What is more interesting is that the Atlanticists use conservative rhetoric in both Poland and Romania. This strategy was used for years in Poland and is today on the rise in Romania, where they created intellectual centers and political structures that merge conservative discourse with a clearly anti-continentalist geopolitical stance. The most spectacular example is the Romanian source, which is conducted by the heirs of former communist internationalists of Jewish origin (who resemble the neocons in the US).

That strategy can be clearly explained, because conservative values are normal for 99% of Romania’s population. The support of some parties that look leftist to Westerners is based on their clear support of conservative values (“Smer” in Slovakia, and the Social-Democratic Party in Romania for example).
Usually the structures of the socially conservative, social populist ideological trend have the greatest support among movements and parties with a euro-continentalist position. Appeals to traditional values and the sovereignty of states are finding their place in the hearts of Eastern Europeans. The Atlas of European Values, a jointly-produced assessment of Western and Eastern Europe which is published by scholars based in the Netherlands, shows that Eastern Europe is traditionally a stronghold of conservative values.

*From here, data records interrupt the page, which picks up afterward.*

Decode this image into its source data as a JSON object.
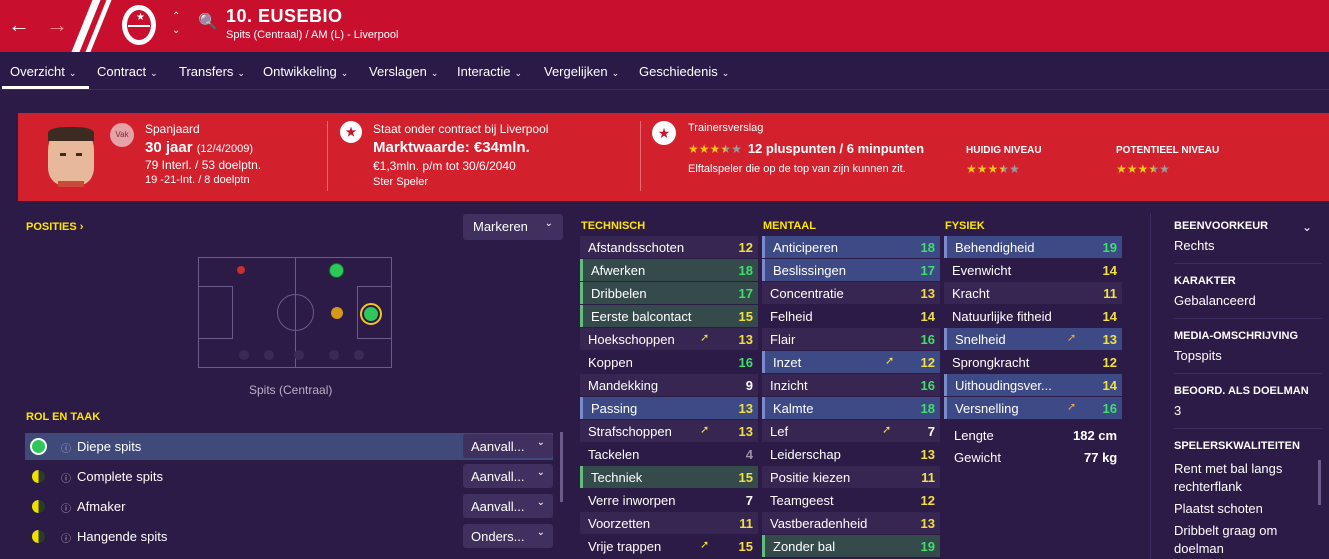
{
  "header": {
    "player_name": "10. EUSEBIO",
    "subtitle": "Spits (Centraal) / AM (L) - Liverpool",
    "icons": [
      "back-arrow-icon",
      "forward-arrow-icon",
      "club-badge",
      "up-down-icon",
      "search-icon"
    ],
    "colors": {
      "brand_red": "#c8102e",
      "background": "#2d1b47"
    }
  },
  "menu": [
    "Overzicht",
    "Contract",
    "Transfers",
    "Ontwikkeling",
    "Verslagen",
    "Interactie",
    "Vergelijken",
    "Geschiedenis"
  ],
  "card": {
    "badge": "Vak",
    "nationality": "Spanjaard",
    "age": "30 jaar",
    "dob": "(12/4/2009)",
    "intl": "79 Interl. / 53 doelptn.",
    "u21": "19 -21-Int. / 8 doelptn",
    "contract_title": "Staat onder contract bij Liverpool",
    "market_value": "Marktwaarde: €34mln.",
    "wage": "€1,3mln. p/m tot 30/6/2040",
    "status": "Ster Speler",
    "report_title": "Trainersverslag",
    "report_rating": 3.5,
    "report_points": "12 pluspunten / 6 minpunten",
    "report_desc": "Elftalspeler die op de top van zijn kunnen zit.",
    "current_label": "HUIDIG NIVEAU",
    "current_rating": 3.5,
    "potential_label": "POTENTIEEL NIVEAU",
    "potential_rating": 3.5
  },
  "positions": {
    "title": "POSITIES",
    "marker_btn": "Markeren",
    "pitch_label": "Spits (Centraal)"
  },
  "roles": {
    "title": "ROL EN TAAK",
    "items": [
      {
        "name": "Diepe spits",
        "duty": "Aanvall..."
      },
      {
        "name": "Complete spits",
        "duty": "Aanvall..."
      },
      {
        "name": "Afmaker",
        "duty": "Aanvall..."
      },
      {
        "name": "Hangende spits",
        "duty": "Onders..."
      }
    ]
  },
  "technical": {
    "title": "TECHNISCH",
    "rows": [
      {
        "name": "Afstandsschoten",
        "value": "12"
      },
      {
        "name": "Afwerken",
        "value": "18"
      },
      {
        "name": "Dribbelen",
        "value": "17"
      },
      {
        "name": "Eerste balcontact",
        "value": "15"
      },
      {
        "name": "Hoekschoppen",
        "value": "13"
      },
      {
        "name": "Koppen",
        "value": "16"
      },
      {
        "name": "Mandekking",
        "value": "9"
      },
      {
        "name": "Passing",
        "value": "13"
      },
      {
        "name": "Strafschoppen",
        "value": "13"
      },
      {
        "name": "Tackelen",
        "value": "4"
      },
      {
        "name": "Techniek",
        "value": "15"
      },
      {
        "name": "Verre inworpen",
        "value": "7"
      },
      {
        "name": "Voorzetten",
        "value": "11"
      },
      {
        "name": "Vrije trappen",
        "value": "15"
      }
    ]
  },
  "mental": {
    "title": "MENTAAL",
    "rows": [
      {
        "name": "Anticiperen",
        "value": "18"
      },
      {
        "name": "Beslissingen",
        "value": "17"
      },
      {
        "name": "Concentratie",
        "value": "13"
      },
      {
        "name": "Felheid",
        "value": "14"
      },
      {
        "name": "Flair",
        "value": "16"
      },
      {
        "name": "Inzet",
        "value": "12"
      },
      {
        "name": "Inzicht",
        "value": "16"
      },
      {
        "name": "Kalmte",
        "value": "18"
      },
      {
        "name": "Lef",
        "value": "7"
      },
      {
        "name": "Leiderschap",
        "value": "13"
      },
      {
        "name": "Positie kiezen",
        "value": "11"
      },
      {
        "name": "Teamgeest",
        "value": "12"
      },
      {
        "name": "Vastberadenheid",
        "value": "13"
      },
      {
        "name": "Zonder bal",
        "value": "19"
      }
    ]
  },
  "physical": {
    "title": "FYSIEK",
    "rows": [
      {
        "name": "Behendigheid",
        "value": "19"
      },
      {
        "name": "Evenwicht",
        "value": "14"
      },
      {
        "name": "Kracht",
        "value": "11"
      },
      {
        "name": "Natuurlijke fitheid",
        "value": "14"
      },
      {
        "name": "Snelheid",
        "value": "13"
      },
      {
        "name": "Sprongkracht",
        "value": "12"
      },
      {
        "name": "Uithoudingsver...",
        "value": "14"
      },
      {
        "name": "Versnelling",
        "value": "16"
      }
    ],
    "height_label": "Lengte",
    "height": "182 cm",
    "weight_label": "Gewicht",
    "weight": "77 kg"
  },
  "info": {
    "foot_label": "BEENVOORKEUR",
    "foot": "Rechts",
    "char_label": "KARAKTER",
    "char": "Gebalanceerd",
    "media_label": "MEDIA-OMSCHRIJVING",
    "media": "Topspits",
    "gk_label": "BEOORD. ALS DOELMAN",
    "gk": "3",
    "traits_label": "SPELERSKWALITEITEN",
    "traits": [
      "Rent met bal langs",
      "rechterflank",
      "Plaatst schoten",
      "Dribbelt graag om",
      "doelman"
    ]
  }
}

The region is home to the greatest number of people with positive attitudes toward the church in Europe, as well as the largest number of people who categorize themselves as religious. Eastern Europeans are least positive about the gender values promoted by the EU. This potential can be tapped, but must be used intelligently, through the ideological models addressing the real problems that concern Eastern Europeans: loss of sovereignty, economic dependence and crisis, the sale of land and resources to foreigners, and the unstable future of the EU. In the process of implementing quotas on migrants, the problem of third world immigration could emerge, especially when this problem (an influx of migrants) is coupled with an outflow of native people from these countries.

So the ideological and geopolitical models that address the real problems of eastern Europeans should be proposed by Eurasianists, not the nostalgic Stalinist-seeming left-wing agenda. In these models, historic memories that are specific to Eastern Europeans should be evoked. For example, their image of themselves as defenders of Europe and Christianity should be reoriented toward defense from liberalism, cultural Marxism, the ideology of political correctness, oligarchic capitalism, plutocracy, and the forces of global hegemony. It should be stressed that the US leadership is now taking part in an anti-European agenda.

Unfortunately, attitudes towards Russia, the key country in the Eurasian project, are not positive everywhere. Whereas in most of the Balkan countries popular sentiment remains generally positive, the elite is anti-Russian or skeptical. In Poland and Romania, Russia is perceived with some anxiety, as many cling to memories of the countries’ troubled past.

This is a problem that should be resolved. The continentalist leaders and structures in Eastern Europe should not look like the hand of Moscow. Moreover they should not be the puppets of Moscow or Berlin. Moscow and Berlin, the trans-geographical continentalist poles, should find political forces (supposedly in the national-populist camp) and think –tanks that share a continentalist worldview and can be partners rather than clients. They should be oriented primarily towards their own sovereignty rather than Russophilia in and of itself. So the Heartland, both European and Eurasian must work in this direction.